Exercise directions -> Using the listing below, copy every line that mentions "image".

Data section ->
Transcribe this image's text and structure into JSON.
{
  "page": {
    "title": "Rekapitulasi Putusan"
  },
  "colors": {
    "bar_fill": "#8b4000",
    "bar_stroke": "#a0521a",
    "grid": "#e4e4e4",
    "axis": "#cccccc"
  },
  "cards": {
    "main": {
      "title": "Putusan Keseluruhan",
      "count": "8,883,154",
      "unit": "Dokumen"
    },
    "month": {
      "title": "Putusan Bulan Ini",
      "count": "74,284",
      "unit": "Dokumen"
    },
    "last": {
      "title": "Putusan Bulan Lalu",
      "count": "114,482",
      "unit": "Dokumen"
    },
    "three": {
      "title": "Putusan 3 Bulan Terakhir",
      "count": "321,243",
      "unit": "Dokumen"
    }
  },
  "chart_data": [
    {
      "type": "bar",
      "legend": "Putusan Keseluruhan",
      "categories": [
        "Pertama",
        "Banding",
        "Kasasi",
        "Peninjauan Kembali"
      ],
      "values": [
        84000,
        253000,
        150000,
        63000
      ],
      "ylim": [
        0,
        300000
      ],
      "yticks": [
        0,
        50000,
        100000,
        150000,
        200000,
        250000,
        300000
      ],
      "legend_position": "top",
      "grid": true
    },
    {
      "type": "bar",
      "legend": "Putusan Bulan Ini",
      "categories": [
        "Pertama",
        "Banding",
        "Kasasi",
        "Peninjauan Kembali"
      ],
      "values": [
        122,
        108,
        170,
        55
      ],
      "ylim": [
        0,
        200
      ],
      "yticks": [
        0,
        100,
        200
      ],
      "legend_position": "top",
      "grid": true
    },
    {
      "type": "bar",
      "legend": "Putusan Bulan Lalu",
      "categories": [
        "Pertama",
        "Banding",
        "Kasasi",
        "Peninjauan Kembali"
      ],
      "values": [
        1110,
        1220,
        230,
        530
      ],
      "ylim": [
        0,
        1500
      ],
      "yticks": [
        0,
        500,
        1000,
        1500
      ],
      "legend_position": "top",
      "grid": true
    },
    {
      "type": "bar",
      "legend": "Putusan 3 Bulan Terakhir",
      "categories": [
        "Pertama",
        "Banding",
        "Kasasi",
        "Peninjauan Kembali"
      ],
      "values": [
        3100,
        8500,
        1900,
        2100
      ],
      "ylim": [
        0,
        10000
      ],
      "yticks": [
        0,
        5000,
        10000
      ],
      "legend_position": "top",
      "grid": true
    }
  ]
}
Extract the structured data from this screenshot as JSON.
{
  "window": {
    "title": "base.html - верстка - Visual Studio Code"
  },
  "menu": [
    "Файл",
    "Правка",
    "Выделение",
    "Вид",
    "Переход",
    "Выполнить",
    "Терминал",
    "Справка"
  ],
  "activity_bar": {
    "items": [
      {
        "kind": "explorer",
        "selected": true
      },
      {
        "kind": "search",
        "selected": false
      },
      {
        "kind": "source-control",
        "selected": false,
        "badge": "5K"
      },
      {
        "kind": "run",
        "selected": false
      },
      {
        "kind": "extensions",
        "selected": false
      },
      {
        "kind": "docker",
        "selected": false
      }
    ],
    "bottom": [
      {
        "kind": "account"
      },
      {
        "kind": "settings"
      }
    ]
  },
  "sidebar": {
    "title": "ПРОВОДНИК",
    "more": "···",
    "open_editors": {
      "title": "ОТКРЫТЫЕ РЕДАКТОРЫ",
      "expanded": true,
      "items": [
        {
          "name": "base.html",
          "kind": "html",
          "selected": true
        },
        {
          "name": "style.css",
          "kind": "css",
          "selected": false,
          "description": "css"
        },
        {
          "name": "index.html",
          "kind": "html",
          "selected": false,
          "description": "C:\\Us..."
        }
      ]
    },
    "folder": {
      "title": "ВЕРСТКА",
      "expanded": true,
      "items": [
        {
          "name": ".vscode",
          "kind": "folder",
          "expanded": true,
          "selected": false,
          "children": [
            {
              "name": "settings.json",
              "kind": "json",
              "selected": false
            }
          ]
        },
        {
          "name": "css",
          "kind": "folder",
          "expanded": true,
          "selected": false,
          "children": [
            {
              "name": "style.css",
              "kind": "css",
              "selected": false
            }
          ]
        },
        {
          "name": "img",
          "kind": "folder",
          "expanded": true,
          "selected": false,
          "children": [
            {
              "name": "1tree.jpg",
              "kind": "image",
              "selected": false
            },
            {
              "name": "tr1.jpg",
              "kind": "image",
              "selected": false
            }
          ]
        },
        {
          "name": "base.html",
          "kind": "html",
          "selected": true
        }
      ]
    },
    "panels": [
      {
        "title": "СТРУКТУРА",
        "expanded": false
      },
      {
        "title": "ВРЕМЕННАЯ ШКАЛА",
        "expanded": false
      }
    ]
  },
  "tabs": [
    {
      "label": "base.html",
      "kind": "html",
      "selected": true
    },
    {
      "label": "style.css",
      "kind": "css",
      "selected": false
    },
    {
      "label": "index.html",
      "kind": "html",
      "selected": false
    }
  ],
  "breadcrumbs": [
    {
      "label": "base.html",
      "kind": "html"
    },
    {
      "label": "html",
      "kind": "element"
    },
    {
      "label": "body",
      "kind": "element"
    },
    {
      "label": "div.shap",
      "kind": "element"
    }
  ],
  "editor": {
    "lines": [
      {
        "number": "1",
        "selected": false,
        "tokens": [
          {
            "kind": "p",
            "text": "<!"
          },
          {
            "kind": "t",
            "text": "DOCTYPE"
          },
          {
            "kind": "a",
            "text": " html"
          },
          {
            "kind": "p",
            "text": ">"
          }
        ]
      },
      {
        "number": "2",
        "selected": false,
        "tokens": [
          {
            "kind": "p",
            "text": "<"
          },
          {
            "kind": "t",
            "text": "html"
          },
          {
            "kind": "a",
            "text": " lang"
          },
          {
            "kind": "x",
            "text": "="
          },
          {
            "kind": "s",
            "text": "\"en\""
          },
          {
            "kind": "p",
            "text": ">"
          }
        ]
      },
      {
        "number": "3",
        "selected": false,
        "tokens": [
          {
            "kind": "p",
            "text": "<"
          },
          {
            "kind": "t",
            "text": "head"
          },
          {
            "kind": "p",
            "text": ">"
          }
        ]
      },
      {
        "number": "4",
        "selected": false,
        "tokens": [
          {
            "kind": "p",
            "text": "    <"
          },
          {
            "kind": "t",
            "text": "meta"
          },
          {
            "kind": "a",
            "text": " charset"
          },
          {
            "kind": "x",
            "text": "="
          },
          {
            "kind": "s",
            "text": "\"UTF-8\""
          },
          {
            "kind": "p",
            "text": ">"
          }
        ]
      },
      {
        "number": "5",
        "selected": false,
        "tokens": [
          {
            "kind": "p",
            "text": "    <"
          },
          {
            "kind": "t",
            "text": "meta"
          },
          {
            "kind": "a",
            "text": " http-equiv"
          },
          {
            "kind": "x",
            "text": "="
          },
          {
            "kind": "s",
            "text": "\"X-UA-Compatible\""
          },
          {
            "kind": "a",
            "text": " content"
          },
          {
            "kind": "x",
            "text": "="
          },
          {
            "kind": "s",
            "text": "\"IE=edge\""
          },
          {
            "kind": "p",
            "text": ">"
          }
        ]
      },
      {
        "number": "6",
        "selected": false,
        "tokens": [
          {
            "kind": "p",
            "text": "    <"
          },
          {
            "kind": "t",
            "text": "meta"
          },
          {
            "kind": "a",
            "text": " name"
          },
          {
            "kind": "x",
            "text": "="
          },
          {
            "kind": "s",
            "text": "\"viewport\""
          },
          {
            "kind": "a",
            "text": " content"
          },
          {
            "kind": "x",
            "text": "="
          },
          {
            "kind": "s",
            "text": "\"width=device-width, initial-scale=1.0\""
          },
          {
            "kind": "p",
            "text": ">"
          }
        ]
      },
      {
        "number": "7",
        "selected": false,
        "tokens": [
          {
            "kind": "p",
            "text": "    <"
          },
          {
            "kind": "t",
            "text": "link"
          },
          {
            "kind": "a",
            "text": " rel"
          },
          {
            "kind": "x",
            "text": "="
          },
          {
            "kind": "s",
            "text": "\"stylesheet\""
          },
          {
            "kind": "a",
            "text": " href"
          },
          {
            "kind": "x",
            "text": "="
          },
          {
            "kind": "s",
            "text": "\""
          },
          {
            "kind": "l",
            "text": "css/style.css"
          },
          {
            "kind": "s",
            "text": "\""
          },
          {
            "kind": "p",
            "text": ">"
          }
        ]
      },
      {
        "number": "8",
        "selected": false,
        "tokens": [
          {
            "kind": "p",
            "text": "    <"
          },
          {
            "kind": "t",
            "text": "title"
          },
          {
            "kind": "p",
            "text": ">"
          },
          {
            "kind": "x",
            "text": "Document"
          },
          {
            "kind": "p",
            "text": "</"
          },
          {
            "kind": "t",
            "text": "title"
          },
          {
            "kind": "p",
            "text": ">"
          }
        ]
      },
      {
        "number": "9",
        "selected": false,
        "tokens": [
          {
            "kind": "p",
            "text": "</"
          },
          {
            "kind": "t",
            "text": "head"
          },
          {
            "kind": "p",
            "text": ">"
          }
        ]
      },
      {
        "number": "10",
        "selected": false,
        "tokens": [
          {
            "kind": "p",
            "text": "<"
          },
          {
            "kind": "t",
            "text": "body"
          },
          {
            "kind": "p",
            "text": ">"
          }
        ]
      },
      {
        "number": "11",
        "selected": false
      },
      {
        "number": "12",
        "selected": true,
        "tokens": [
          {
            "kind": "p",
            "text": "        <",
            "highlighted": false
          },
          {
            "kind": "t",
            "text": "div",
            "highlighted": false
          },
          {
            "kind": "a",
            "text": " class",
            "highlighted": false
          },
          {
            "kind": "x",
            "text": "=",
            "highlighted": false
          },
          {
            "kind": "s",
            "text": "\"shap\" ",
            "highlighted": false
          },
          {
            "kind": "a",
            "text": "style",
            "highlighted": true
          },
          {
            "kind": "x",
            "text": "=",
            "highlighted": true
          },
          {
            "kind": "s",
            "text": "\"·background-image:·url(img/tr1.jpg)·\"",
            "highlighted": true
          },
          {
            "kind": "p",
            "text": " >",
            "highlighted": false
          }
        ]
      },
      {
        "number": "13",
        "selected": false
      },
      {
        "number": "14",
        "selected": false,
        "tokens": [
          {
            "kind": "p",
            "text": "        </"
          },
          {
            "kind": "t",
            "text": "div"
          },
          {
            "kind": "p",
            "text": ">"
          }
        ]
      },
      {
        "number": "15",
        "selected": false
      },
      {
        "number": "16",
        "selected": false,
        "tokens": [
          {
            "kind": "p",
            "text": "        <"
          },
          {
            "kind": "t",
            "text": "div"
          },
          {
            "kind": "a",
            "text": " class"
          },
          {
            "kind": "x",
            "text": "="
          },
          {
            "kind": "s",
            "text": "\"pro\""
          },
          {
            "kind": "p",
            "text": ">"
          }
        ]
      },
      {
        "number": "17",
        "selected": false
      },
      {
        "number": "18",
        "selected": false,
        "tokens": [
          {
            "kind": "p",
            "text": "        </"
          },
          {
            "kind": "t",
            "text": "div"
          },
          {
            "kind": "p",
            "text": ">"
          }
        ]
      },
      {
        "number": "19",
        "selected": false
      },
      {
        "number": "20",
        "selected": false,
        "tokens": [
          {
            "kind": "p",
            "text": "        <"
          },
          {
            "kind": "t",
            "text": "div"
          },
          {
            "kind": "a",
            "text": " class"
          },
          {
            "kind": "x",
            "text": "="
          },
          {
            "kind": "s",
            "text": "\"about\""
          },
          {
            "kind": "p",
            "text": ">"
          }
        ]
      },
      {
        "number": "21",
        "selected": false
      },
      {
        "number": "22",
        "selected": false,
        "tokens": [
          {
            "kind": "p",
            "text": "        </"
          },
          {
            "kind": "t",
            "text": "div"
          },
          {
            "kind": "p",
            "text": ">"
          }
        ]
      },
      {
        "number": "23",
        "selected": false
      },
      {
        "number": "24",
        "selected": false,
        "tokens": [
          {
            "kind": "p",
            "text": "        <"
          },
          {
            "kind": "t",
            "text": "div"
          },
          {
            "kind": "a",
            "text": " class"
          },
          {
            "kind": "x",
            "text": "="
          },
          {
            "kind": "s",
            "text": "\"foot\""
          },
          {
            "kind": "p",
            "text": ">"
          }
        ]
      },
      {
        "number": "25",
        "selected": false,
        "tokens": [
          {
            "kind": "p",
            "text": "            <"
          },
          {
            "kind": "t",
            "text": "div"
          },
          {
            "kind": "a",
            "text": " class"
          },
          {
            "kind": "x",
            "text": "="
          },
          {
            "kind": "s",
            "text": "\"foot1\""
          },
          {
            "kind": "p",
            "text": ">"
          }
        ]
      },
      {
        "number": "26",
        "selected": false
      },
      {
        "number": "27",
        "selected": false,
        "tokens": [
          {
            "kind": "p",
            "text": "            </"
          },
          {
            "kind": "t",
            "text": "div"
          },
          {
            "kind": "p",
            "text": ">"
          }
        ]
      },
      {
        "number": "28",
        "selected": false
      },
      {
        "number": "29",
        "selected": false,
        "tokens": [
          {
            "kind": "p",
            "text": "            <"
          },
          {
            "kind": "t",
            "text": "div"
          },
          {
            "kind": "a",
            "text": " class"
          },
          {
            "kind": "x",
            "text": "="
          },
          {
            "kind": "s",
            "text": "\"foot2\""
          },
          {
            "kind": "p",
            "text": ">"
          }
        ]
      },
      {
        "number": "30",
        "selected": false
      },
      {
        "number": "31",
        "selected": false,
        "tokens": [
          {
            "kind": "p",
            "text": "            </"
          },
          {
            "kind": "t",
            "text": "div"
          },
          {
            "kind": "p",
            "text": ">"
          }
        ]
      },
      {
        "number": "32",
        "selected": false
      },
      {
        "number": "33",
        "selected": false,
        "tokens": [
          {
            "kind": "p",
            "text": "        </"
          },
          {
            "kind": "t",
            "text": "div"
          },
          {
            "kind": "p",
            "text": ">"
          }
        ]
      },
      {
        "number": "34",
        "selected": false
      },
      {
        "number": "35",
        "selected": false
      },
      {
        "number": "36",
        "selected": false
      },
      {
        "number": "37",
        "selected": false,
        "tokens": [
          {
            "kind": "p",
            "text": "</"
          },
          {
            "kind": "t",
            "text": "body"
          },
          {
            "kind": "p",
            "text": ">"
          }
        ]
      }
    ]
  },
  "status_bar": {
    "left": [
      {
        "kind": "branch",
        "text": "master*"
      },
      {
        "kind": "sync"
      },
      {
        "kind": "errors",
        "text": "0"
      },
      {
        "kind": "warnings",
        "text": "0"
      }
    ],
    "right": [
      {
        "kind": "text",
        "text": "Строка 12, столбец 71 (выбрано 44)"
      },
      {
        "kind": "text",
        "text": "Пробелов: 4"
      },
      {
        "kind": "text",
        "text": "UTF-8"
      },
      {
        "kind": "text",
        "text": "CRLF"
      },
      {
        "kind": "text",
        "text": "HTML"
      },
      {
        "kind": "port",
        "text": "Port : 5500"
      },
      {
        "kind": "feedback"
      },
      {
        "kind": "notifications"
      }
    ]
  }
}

Answer to the exercise ->
Transcribe this image's text and structure into JSON.
              "kind": "image",
              "kind": "image",
            "text": "\"·background-image:·url(img/tr1.jpg)·\"",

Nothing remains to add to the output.